----- Provided data

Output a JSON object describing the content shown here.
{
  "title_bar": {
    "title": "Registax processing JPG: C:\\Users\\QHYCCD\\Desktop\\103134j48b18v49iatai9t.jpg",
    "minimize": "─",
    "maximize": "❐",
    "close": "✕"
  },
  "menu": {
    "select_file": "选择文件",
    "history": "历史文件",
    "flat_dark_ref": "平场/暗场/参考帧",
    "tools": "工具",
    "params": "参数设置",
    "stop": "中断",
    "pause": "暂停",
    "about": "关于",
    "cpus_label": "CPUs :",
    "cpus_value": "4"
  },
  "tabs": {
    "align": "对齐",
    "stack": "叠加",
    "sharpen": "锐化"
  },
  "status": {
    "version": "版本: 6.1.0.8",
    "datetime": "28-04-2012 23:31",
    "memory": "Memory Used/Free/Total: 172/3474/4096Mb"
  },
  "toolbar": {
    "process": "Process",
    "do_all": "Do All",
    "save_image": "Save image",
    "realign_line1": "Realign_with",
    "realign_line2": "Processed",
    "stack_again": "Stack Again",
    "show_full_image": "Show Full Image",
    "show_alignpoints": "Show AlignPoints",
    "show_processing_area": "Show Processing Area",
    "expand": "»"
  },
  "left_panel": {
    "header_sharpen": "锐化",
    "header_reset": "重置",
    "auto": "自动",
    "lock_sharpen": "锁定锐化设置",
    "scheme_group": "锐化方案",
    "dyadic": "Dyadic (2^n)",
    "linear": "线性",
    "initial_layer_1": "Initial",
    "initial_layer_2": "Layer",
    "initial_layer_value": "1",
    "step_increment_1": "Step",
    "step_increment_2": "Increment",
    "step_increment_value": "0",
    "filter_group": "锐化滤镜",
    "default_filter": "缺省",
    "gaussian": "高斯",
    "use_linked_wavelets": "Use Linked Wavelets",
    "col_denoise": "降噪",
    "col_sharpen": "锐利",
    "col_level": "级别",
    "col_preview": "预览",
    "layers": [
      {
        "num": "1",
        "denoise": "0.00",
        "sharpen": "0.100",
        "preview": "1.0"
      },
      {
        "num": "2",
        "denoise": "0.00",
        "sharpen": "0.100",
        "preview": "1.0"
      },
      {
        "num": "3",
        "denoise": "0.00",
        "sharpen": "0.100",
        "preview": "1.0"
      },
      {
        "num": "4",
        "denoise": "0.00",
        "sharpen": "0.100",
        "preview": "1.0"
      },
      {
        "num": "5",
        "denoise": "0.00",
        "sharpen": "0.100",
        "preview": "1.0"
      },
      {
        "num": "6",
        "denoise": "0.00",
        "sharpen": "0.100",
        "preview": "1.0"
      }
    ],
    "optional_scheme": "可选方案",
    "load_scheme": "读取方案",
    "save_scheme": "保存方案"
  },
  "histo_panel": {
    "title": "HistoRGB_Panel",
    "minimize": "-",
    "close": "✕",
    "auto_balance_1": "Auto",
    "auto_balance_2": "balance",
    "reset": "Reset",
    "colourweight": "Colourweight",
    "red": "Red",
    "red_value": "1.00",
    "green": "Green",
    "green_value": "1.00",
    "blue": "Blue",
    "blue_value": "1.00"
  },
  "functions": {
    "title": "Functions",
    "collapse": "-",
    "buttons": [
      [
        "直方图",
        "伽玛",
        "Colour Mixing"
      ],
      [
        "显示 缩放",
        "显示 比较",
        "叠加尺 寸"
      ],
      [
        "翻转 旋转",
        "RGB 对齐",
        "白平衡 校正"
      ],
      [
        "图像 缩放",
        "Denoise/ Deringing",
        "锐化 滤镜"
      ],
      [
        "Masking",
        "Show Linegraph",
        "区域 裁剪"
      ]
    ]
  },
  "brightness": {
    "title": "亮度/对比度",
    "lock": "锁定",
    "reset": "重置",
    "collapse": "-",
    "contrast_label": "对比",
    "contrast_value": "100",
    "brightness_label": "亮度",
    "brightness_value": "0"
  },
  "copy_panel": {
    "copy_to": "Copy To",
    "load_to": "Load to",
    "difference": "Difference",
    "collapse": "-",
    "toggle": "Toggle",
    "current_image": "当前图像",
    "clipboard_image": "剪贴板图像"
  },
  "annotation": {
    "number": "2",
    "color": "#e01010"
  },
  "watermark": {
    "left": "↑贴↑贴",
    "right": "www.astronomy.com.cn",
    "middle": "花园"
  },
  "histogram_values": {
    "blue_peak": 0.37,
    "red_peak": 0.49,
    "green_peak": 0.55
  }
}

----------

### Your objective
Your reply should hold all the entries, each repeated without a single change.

### Response area
Output a JSON object describing the content shown here.
{
  "title_bar": {
    "title": "Registax processing JPG: C:\\Users\\QHYCCD\\Desktop\\103134j48b18v49iatai9t.jpg",
    "minimize": "─",
    "maximize": "❐",
    "close": "✕"
  },
  "menu": {
    "select_file": "选择文件",
    "history": "历史文件",
    "flat_dark_ref": "平场/暗场/参考帧",
    "tools": "工具",
    "params": "参数设置",
    "stop": "中断",
    "pause": "暂停",
    "about": "关于",
    "cpus_label": "CPUs :",
    "cpus_value": "4"
  },
  "tabs": {
    "align": "对齐",
    "stack": "叠加",
    "sharpen": "锐化"
  },
  "status": {
    "version": "版本: 6.1.0.8",
    "datetime": "28-04-2012 23:31",
    "memory": "Memory Used/Free/Total: 172/3474/4096Mb"
  },
  "toolbar": {
    "process": "Process",
    "do_all": "Do All",
    "save_image": "Save image",
    "realign_line1": "Realign_with",
    "realign_line2": "Processed",
    "stack_again": "Stack Again",
    "show_full_image": "Show Full Image",
    "show_alignpoints": "Show AlignPoints",
    "show_processing_area": "Show Processing Area",
    "expand": "»"
  },
  "left_panel": {
    "header_sharpen": "锐化",
    "header_reset": "重置",
    "auto": "自动",
    "lock_sharpen": "锁定锐化设置",
    "scheme_group": "锐化方案",
    "dyadic": "Dyadic (2^n)",
    "linear": "线性",
    "initial_layer_1": "Initial",
    "initial_layer_2": "Layer",
    "initial_layer_value": "1",
    "step_increment_1": "Step",
    "step_increment_2": "Increment",
    "step_increment_value": "0",
    "filter_group": "锐化滤镜",
    "default_filter": "缺省",
    "gaussian": "高斯",
    "use_linked_wavelets": "Use Linked Wavelets",
    "col_denoise": "降噪",
    "col_sharpen": "锐利",
    "col_level": "级别",
    "col_preview": "预览",
    "layers": [
      {
        "num": "1",
        "denoise": "0.00",
        "sharpen": "0.100",
        "preview": "1.0"
      },
      {
        "num": "2",
        "denoise": "0.00",
        "sharpen": "0.100",
        "preview": "1.0"
      },
      {
        "num": "3",
        "denoise": "0.00",
        "sharpen": "0.100",
        "preview": "1.0"
      },
      {
        "num": "4",
        "denoise": "0.00",
        "sharpen": "0.100",
        "preview": "1.0"
      },
      {
        "num": "5",
        "denoise": "0.00",
        "sharpen": "0.100",
        "preview": "1.0"
      },
      {
        "num": "6",
        "denoise": "0.00",
        "sharpen": "0.100",
        "preview": "1.0"
      }
    ],
    "optional_scheme": "可选方案",
    "load_scheme": "读取方案",
    "save_scheme": "保存方案"
  },
  "histo_panel": {
    "title": "HistoRGB_Panel",
    "minimize": "-",
    "close": "✕",
    "auto_balance_1": "Auto",
    "auto_balance_2": "balance",
    "reset": "Reset",
    "colourweight": "Colourweight",
    "red": "Red",
    "red_value": "1.00",
    "green": "Green",
    "green_value": "1.00",
    "blue": "Blue",
    "blue_value": "1.00"
  },
  "functions": {
    "title": "Functions",
    "collapse": "-",
    "buttons": [
      [
        "直方图",
        "伽玛",
        "Colour Mixing"
      ],
      [
        "显示 缩放",
        "显示 比较",
        "叠加尺 寸"
      ],
      [
        "翻转 旋转",
        "RGB 对齐",
        "白平衡 校正"
      ],
      [
        "图像 缩放",
        "Denoise/ Deringing",
        "锐化 滤镜"
      ],
      [
        "Masking",
        "Show Linegraph",
        "区域 裁剪"
      ]
    ]
  },
  "brightness": {
    "title": "亮度/对比度",
    "lock": "锁定",
    "reset": "重置",
    "collapse": "-",
    "contrast_label": "对比",
    "contrast_value": "100",
    "brightness_label": "亮度",
    "brightness_value": "0"
  },
  "copy_panel": {
    "copy_to": "Copy To",
    "load_to": "Load to",
    "difference": "Difference",
    "collapse": "-",
    "toggle": "Toggle",
    "current_image": "当前图像",
    "clipboard_image": "剪贴板图像"
  },
  "annotation": {
    "number": "2",
    "color": "#e01010"
  },
  "watermark": {
    "left": "↑贴↑贴",
    "right": "www.astronomy.com.cn",
    "middle": "花园"
  },
  "histogram_values": {
    "blue_peak": 0.37,
    "red_peak": 0.49,
    "green_peak": 0.55
  }
}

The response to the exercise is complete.